On Tuesday, we flew over the stunning Grand Canyon, over the last remaining village in the canyon and over the uranium mines along the rim.  We toured an active uranium mine recently reopened. We heard the mine employees’ perspectives that it was safe and well monitored.  We also heard from Roger Clark, a representative from the Grand Canyon Trust, who disagreed with the miner’s safety of uranium mining and advocated more testing further downstream from the mines.  Clark and the Trust are also currently supporting a Grand Canyon Heritage National Monument bill to prevent new uranium claims in the canyon.
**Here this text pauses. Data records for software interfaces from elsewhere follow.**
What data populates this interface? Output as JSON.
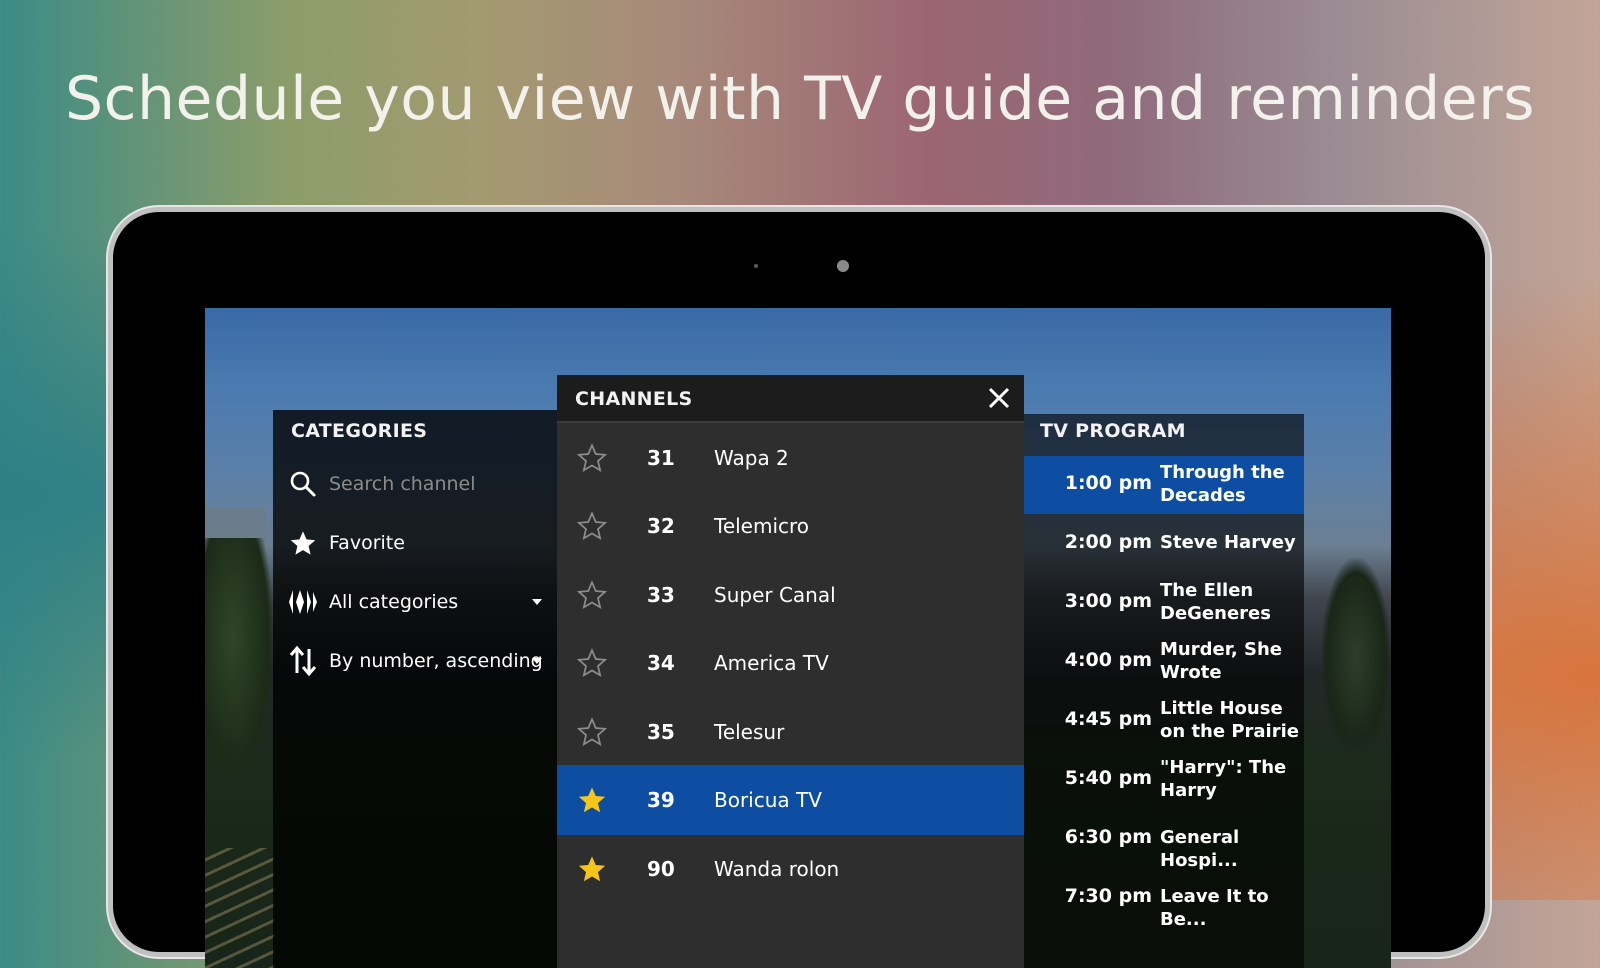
{
  "headline": "Schedule you view with TV guide and reminders",
  "categories": {
    "title": "CATEGORIES",
    "search_placeholder": "Search channel",
    "favorite_label": "Favorite",
    "all_categories_label": "All categories",
    "sort_label": "By number, ascending"
  },
  "channels": {
    "title": "CHANNELS",
    "items": [
      {
        "number": "31",
        "name": "Wapa 2",
        "favorite": false,
        "selected": false
      },
      {
        "number": "32",
        "name": "Telemicro",
        "favorite": false,
        "selected": false
      },
      {
        "number": "33",
        "name": "Super Canal",
        "favorite": false,
        "selected": false
      },
      {
        "number": "34",
        "name": "America TV",
        "favorite": false,
        "selected": false
      },
      {
        "number": "35",
        "name": "Telesur",
        "favorite": false,
        "selected": false
      },
      {
        "number": "39",
        "name": "Boricua TV",
        "favorite": true,
        "selected": true
      },
      {
        "number": "90",
        "name": "Wanda rolon",
        "favorite": true,
        "selected": false
      }
    ]
  },
  "program": {
    "title": "TV PROGRAM",
    "items": [
      {
        "time": "1:00 pm",
        "title": "Through the Decades",
        "selected": true
      },
      {
        "time": "2:00 pm",
        "title": "Steve Harvey",
        "selected": false
      },
      {
        "time": "3:00 pm",
        "title": "The Ellen DeGeneres Sh...",
        "selected": false
      },
      {
        "time": "4:00 pm",
        "title": "Murder, She Wrote",
        "selected": false
      },
      {
        "time": "4:45 pm",
        "title": "Little House on the Prairie",
        "selected": false
      },
      {
        "time": "5:40 pm",
        "title": "\"Harry\": The Harry Connick...",
        "selected": false
      },
      {
        "time": "6:30 pm",
        "title": "General Hospi...",
        "selected": false
      },
      {
        "time": "7:30 pm",
        "title": "Leave It to Be...",
        "selected": false
      }
    ]
  },
  "colors": {
    "accent": "#0d4ea3",
    "favorite_star": "#f5c518"
  }
}
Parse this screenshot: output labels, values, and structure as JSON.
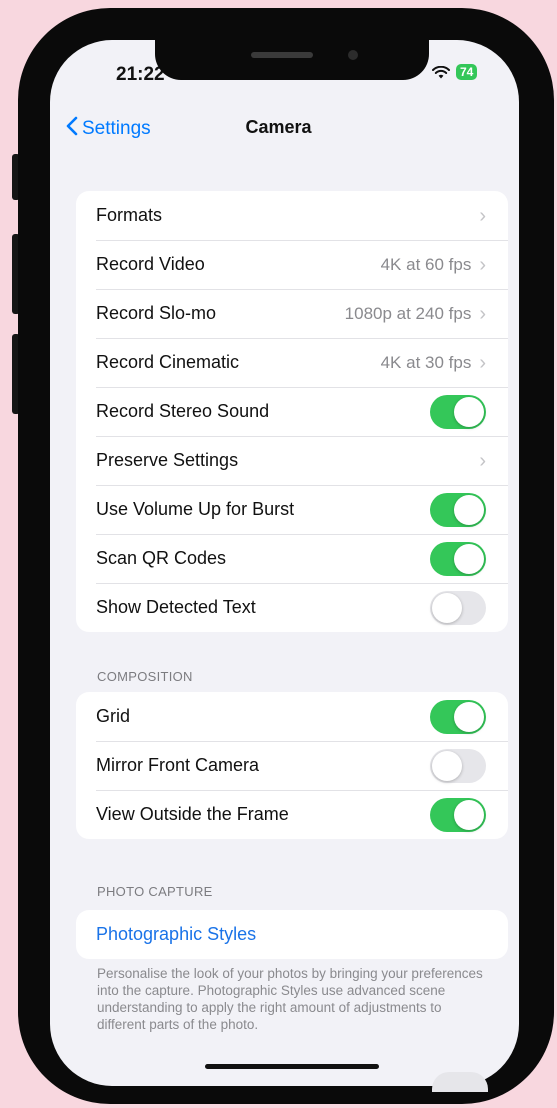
{
  "status_bar": {
    "time": "21:22",
    "battery": "74"
  },
  "nav": {
    "back_label": "Settings",
    "title": "Camera"
  },
  "main_group": [
    {
      "label": "Formats",
      "value": ""
    },
    {
      "label": "Record Video",
      "value": "4K at 60 fps"
    },
    {
      "label": "Record Slo-mo",
      "value": "1080p at 240 fps"
    },
    {
      "label": "Record Cinematic",
      "value": "4K at 30 fps"
    },
    {
      "label": "Record Stereo Sound",
      "toggle": true
    },
    {
      "label": "Preserve Settings",
      "value": ""
    },
    {
      "label": "Use Volume Up for Burst",
      "toggle": true
    },
    {
      "label": "Scan QR Codes",
      "toggle": true
    },
    {
      "label": "Show Detected Text",
      "toggle": false
    }
  ],
  "composition": {
    "header": "COMPOSITION",
    "rows": [
      {
        "label": "Grid",
        "toggle": true
      },
      {
        "label": "Mirror Front Camera",
        "toggle": false
      },
      {
        "label": "View Outside the Frame",
        "toggle": true
      }
    ]
  },
  "photo_capture": {
    "header": "PHOTO CAPTURE",
    "link_label": "Photographic Styles",
    "footer": "Personalise the look of your photos by bringing your preferences into the capture. Photographic Styles use advanced scene understanding to apply the right amount of adjustments to different parts of the photo."
  },
  "colors": {
    "accent": "#007aff",
    "toggle_on": "#34c759",
    "background": "#f2f2f7",
    "frame_bg": "#f8d7df"
  }
}
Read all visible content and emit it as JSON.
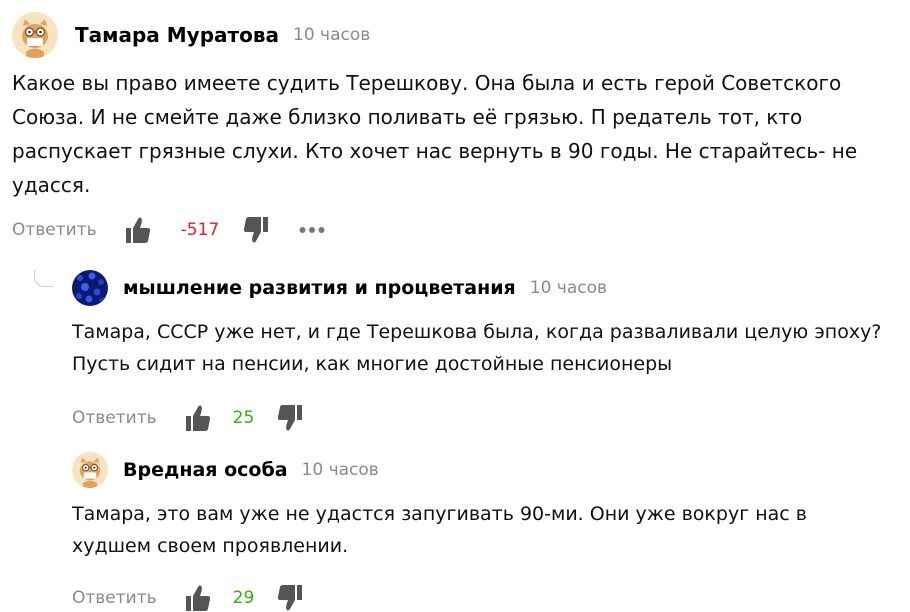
{
  "comments": [
    {
      "author": "Тамара Муратова",
      "time": "10 часов",
      "text": "Какое вы право имеете судить Терешкову. Она была и есть герой Советского Союза. И не смейте даже близко поливать её грязью. П редатель тот, кто распускает грязные слухи. Кто хочет нас вернуть в 90 годы. Не старайтесь- не удасся.",
      "reply_label": "Ответить",
      "score": "-517",
      "avatar_icon": "cat-mask-avatar-icon"
    },
    {
      "author": "мышление развития и процветания",
      "time": "10 часов",
      "text": "Тамара, СССР уже нет, и где Терешкова была, когда разваливали целую эпоху? Пусть сидит на пенсии, как многие достойные пенсионеры",
      "reply_label": "Ответить",
      "score": "25",
      "avatar_icon": "blue-flowers-avatar-icon"
    },
    {
      "author": "Вредная особа",
      "time": "10 часов",
      "text": "Тамара, это вам уже не удастся запугивать 90-ми. Они уже вокруг нас в худшем своем проявлении.",
      "reply_label": "Ответить",
      "score": "29",
      "avatar_icon": "cat-mask-avatar-icon"
    }
  ],
  "colors": {
    "negative_score": "#e31e1e",
    "positive_score": "#2db00d",
    "muted_text": "#8a8a8a",
    "icon": "#555555"
  }
}
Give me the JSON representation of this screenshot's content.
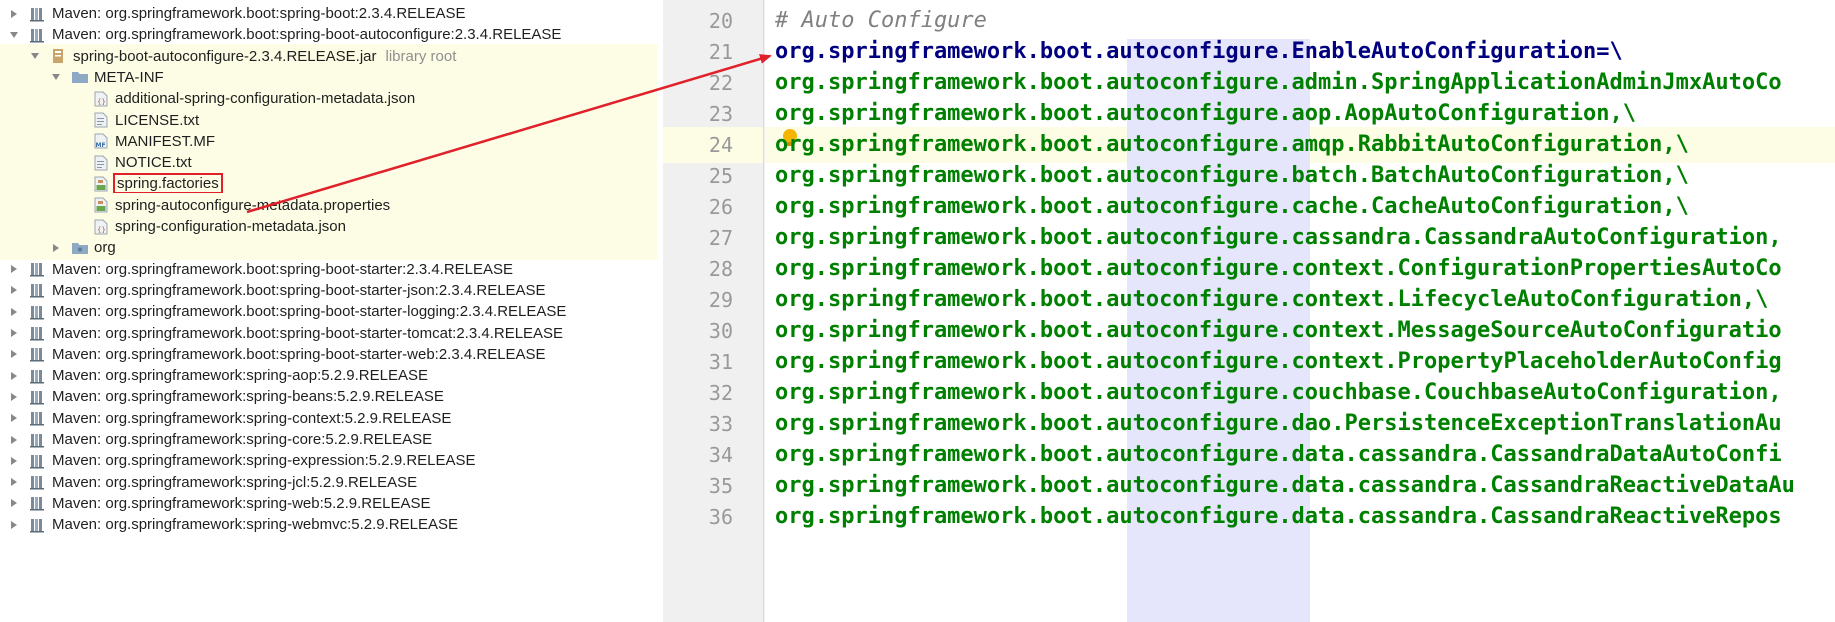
{
  "project_tree": {
    "rows": [
      {
        "indent": 0,
        "twisty": "closed",
        "icon": "library-icon",
        "label": "Maven: org.springframework.boot:spring-boot:2.3.4.RELEASE"
      },
      {
        "indent": 0,
        "twisty": "open",
        "icon": "library-icon",
        "label": "Maven: org.springframework.boot:spring-boot-autoconfigure:2.3.4.RELEASE"
      },
      {
        "indent": 1,
        "twisty": "open",
        "icon": "jar-icon",
        "label": "spring-boot-autoconfigure-2.3.4.RELEASE.jar",
        "sub": "library root",
        "highlight": true
      },
      {
        "indent": 2,
        "twisty": "open",
        "icon": "folder-icon",
        "label": "META-INF",
        "highlight": true
      },
      {
        "indent": 3,
        "twisty": "none",
        "icon": "json-file-icon",
        "label": "additional-spring-configuration-metadata.json",
        "highlight": true
      },
      {
        "indent": 3,
        "twisty": "none",
        "icon": "text-file-icon",
        "label": "LICENSE.txt",
        "highlight": true
      },
      {
        "indent": 3,
        "twisty": "none",
        "icon": "manifest-file-icon",
        "label": "MANIFEST.MF",
        "highlight": true
      },
      {
        "indent": 3,
        "twisty": "none",
        "icon": "text-file-icon",
        "label": "NOTICE.txt",
        "highlight": true
      },
      {
        "indent": 3,
        "twisty": "none",
        "icon": "properties-file-icon",
        "label": "spring.factories",
        "highlight": true,
        "boxed": true
      },
      {
        "indent": 3,
        "twisty": "none",
        "icon": "properties-file-icon",
        "label": "spring-autoconfigure-metadata.properties",
        "highlight": true
      },
      {
        "indent": 3,
        "twisty": "none",
        "icon": "json-file-icon",
        "label": "spring-configuration-metadata.json",
        "highlight": true
      },
      {
        "indent": 2,
        "twisty": "closed",
        "icon": "package-folder-icon",
        "label": "org",
        "highlight": true
      },
      {
        "indent": 0,
        "twisty": "closed",
        "icon": "library-icon",
        "label": "Maven: org.springframework.boot:spring-boot-starter:2.3.4.RELEASE"
      },
      {
        "indent": 0,
        "twisty": "closed",
        "icon": "library-icon",
        "label": "Maven: org.springframework.boot:spring-boot-starter-json:2.3.4.RELEASE"
      },
      {
        "indent": 0,
        "twisty": "closed",
        "icon": "library-icon",
        "label": "Maven: org.springframework.boot:spring-boot-starter-logging:2.3.4.RELEASE"
      },
      {
        "indent": 0,
        "twisty": "closed",
        "icon": "library-icon",
        "label": "Maven: org.springframework.boot:spring-boot-starter-tomcat:2.3.4.RELEASE"
      },
      {
        "indent": 0,
        "twisty": "closed",
        "icon": "library-icon",
        "label": "Maven: org.springframework.boot:spring-boot-starter-web:2.3.4.RELEASE"
      },
      {
        "indent": 0,
        "twisty": "closed",
        "icon": "library-icon",
        "label": "Maven: org.springframework:spring-aop:5.2.9.RELEASE"
      },
      {
        "indent": 0,
        "twisty": "closed",
        "icon": "library-icon",
        "label": "Maven: org.springframework:spring-beans:5.2.9.RELEASE"
      },
      {
        "indent": 0,
        "twisty": "closed",
        "icon": "library-icon",
        "label": "Maven: org.springframework:spring-context:5.2.9.RELEASE"
      },
      {
        "indent": 0,
        "twisty": "closed",
        "icon": "library-icon",
        "label": "Maven: org.springframework:spring-core:5.2.9.RELEASE"
      },
      {
        "indent": 0,
        "twisty": "closed",
        "icon": "library-icon",
        "label": "Maven: org.springframework:spring-expression:5.2.9.RELEASE"
      },
      {
        "indent": 0,
        "twisty": "closed",
        "icon": "library-icon",
        "label": "Maven: org.springframework:spring-jcl:5.2.9.RELEASE"
      },
      {
        "indent": 0,
        "twisty": "closed",
        "icon": "library-icon",
        "label": "Maven: org.springframework:spring-web:5.2.9.RELEASE"
      },
      {
        "indent": 0,
        "twisty": "closed",
        "icon": "library-icon",
        "label": "Maven: org.springframework:spring-webmvc:5.2.9.RELEASE"
      }
    ]
  },
  "editor": {
    "current_line": 24,
    "lines": [
      {
        "num": "20",
        "segments": [
          {
            "t": "# Auto Configure",
            "c": "comment"
          }
        ]
      },
      {
        "num": "21",
        "segments": [
          {
            "t": "org.springframework.boot.autoconfigure.EnableAutoConfiguration",
            "c": "key"
          },
          {
            "t": "=\\",
            "c": "op"
          }
        ]
      },
      {
        "num": "22",
        "segments": [
          {
            "t": "org.springframework.boot.autoconfigure.admin.SpringApplicationAdminJmxAutoCo",
            "c": "val"
          }
        ]
      },
      {
        "num": "23",
        "segments": [
          {
            "t": "org.springframework.boot.autoconfigure.aop.AopAutoConfiguration,\\",
            "c": "val"
          }
        ]
      },
      {
        "num": "24",
        "segments": [
          {
            "t": "org.springframework.boot.autoconfigure.amqp.RabbitAutoConfiguration,\\",
            "c": "val"
          }
        ]
      },
      {
        "num": "25",
        "segments": [
          {
            "t": "org.springframework.boot.autoconfigure.batch.BatchAutoConfiguration,\\",
            "c": "val"
          }
        ]
      },
      {
        "num": "26",
        "segments": [
          {
            "t": "org.springframework.boot.autoconfigure.cache.CacheAutoConfiguration,\\",
            "c": "val"
          }
        ]
      },
      {
        "num": "27",
        "segments": [
          {
            "t": "org.springframework.boot.autoconfigure.cassandra.CassandraAutoConfiguration,",
            "c": "val"
          }
        ]
      },
      {
        "num": "28",
        "segments": [
          {
            "t": "org.springframework.boot.autoconfigure.context.ConfigurationPropertiesAutoCo",
            "c": "val"
          }
        ]
      },
      {
        "num": "29",
        "segments": [
          {
            "t": "org.springframework.boot.autoconfigure.context.LifecycleAutoConfiguration,\\",
            "c": "val"
          }
        ]
      },
      {
        "num": "30",
        "segments": [
          {
            "t": "org.springframework.boot.autoconfigure.context.MessageSourceAutoConfiguratio",
            "c": "val"
          }
        ]
      },
      {
        "num": "31",
        "segments": [
          {
            "t": "org.springframework.boot.autoconfigure.context.PropertyPlaceholderAutoConfig",
            "c": "val"
          }
        ]
      },
      {
        "num": "32",
        "segments": [
          {
            "t": "org.springframework.boot.autoconfigure.couchbase.CouchbaseAutoConfiguration,",
            "c": "val"
          }
        ]
      },
      {
        "num": "33",
        "segments": [
          {
            "t": "org.springframework.boot.autoconfigure.dao.PersistenceExceptionTranslationAu",
            "c": "val"
          }
        ]
      },
      {
        "num": "34",
        "segments": [
          {
            "t": "org.springframework.boot.autoconfigure.data.cassandra.CassandraDataAutoConfi",
            "c": "val"
          }
        ]
      },
      {
        "num": "35",
        "segments": [
          {
            "t": "org.springframework.boot.autoconfigure.data.cassandra.CassandraReactiveDataAu",
            "c": "val"
          }
        ]
      },
      {
        "num": "36",
        "segments": [
          {
            "t": "org.springframework.boot.autoconfigure.data.cassandra.CassandraReactiveRepos",
            "c": "val"
          }
        ]
      }
    ]
  },
  "colors": {
    "comment": "#808080",
    "key": "#000080",
    "value": "#008000",
    "annotation": "#e0202a",
    "highlight_bg": "#fdfde6",
    "column_highlight": "#e5e5fb"
  }
}
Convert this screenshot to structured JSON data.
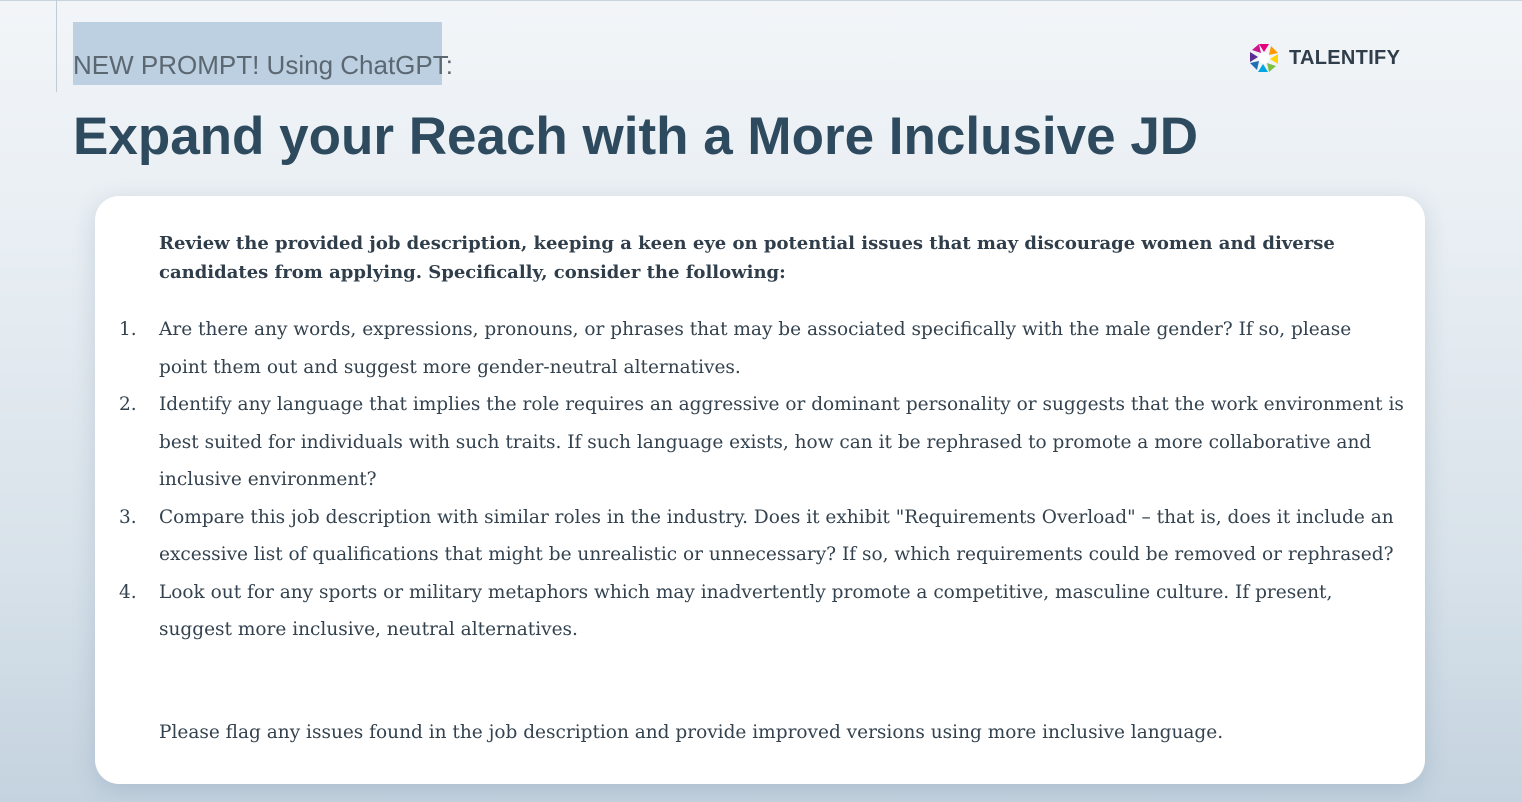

They too could use the support of people making their voices heard to representatives, but again, that’s not what we’re requesting, Roaring Fork students.

We also met people working on “Save the Confluence”, including a Northern Arizona graduate colleague of two members of FLAA.  Save the Confluence is working to protect the confluence of the Colorado and the Little Colorado from a potential gondola that would take visitors from the rim.  The confluence, we were told, is the most sacred site to multiple Native American tribes.  It was described as a place with clear, turquoise water that shimmers in the sunlight.  It’s the place some believe the soul goes when they pass on from this life.

Yesterday, we flew to Durango and passed over a field of oil pads stretching to the horizon.  Not only were the number of pads remarkable, but their proximity to neighborhoods was shocking.  It raised the questions like, where is the best place for oil and gas?  Or any form of energy extraction for that matter?  Who wants it in their backyard?  Who wants it interfering with nearby protected lands?  And who wants it in a position to endanger their water source?  So where should wells go?

The Durango leg of the expedition really brought home many of the points we had been learning.  We heard from a variety of stakeholders about the Gold King Mine spill into the Animas River.  Representatives from Trout Unlimited, the Mountain Studies Institute, San Juan Citizens Alliance, Southwest Water Conservation District, and the Ship Rock Farming Board talked about the spill, the response within the community, and sampling that allowed them to track the damage to the river.  They talked about the number of mines at risk of a massive spill, mines that are already leaking contaminants into the river.  They discussed the potential of a Superfund, the pros and cons, and about the alternative clean up efforts led by Good Samaritan groups.

On our way back to Aspen, we flew back over the jagged peaks of the Rockies and saw the first signs of the snowpack beginning.  We saw the grandeur of the natural system- snowfall to snowpack to streams to rivers.  It’s a system that’s threatened by rising temperatures, with snow falling instead as rain, and snowpack melting earlier in spring.

Then we landed in Aspen and heard from Jim Pokrandt from the Colorado River District who summed his message succinctly: lawns or agriculture, how do we want to use our water?  It’s a simple message and one you can remember to share.  Yet, even this isn’t what we’re asking of you.

Additionally, we valued the deeper perspectives from the Navajo leaders we met.  First, we learned from Northern Arizona graduate student Deon Ben, that the land we were visiting wasn’t part of a reservation, his people’s home is the Navajo Nation, and their voices should be heard as such.  We heard from Sam Minkler as he reminded us that his people learned to thrive in this arid region for 4000 years and were only recognized by this country in the 1930s.  He passionately cried out about the things we’re doing to the earth, he said, it shouldn’t be this way.  We heard from Jo Bend the leader of the Ship Rock Farm Board that water is life, it’s the thing that makes this planet inhabitable and we have to protect it.

So Roaring Fork High School students, this is our request: that you will consider the intrinsic value of water.  That you ponder if water is sacred.  And when you turn on your faucet or drink from a fountain that you will know you are privileged, that you are enjoying something the majority of the world lives without.  We ask that as you consider that value, that you also learn about the challenges facing our water supply.  We ask that in your valuation you might look for ways to engage your local watershed, knowing the entire basin is connected by the Colorado River.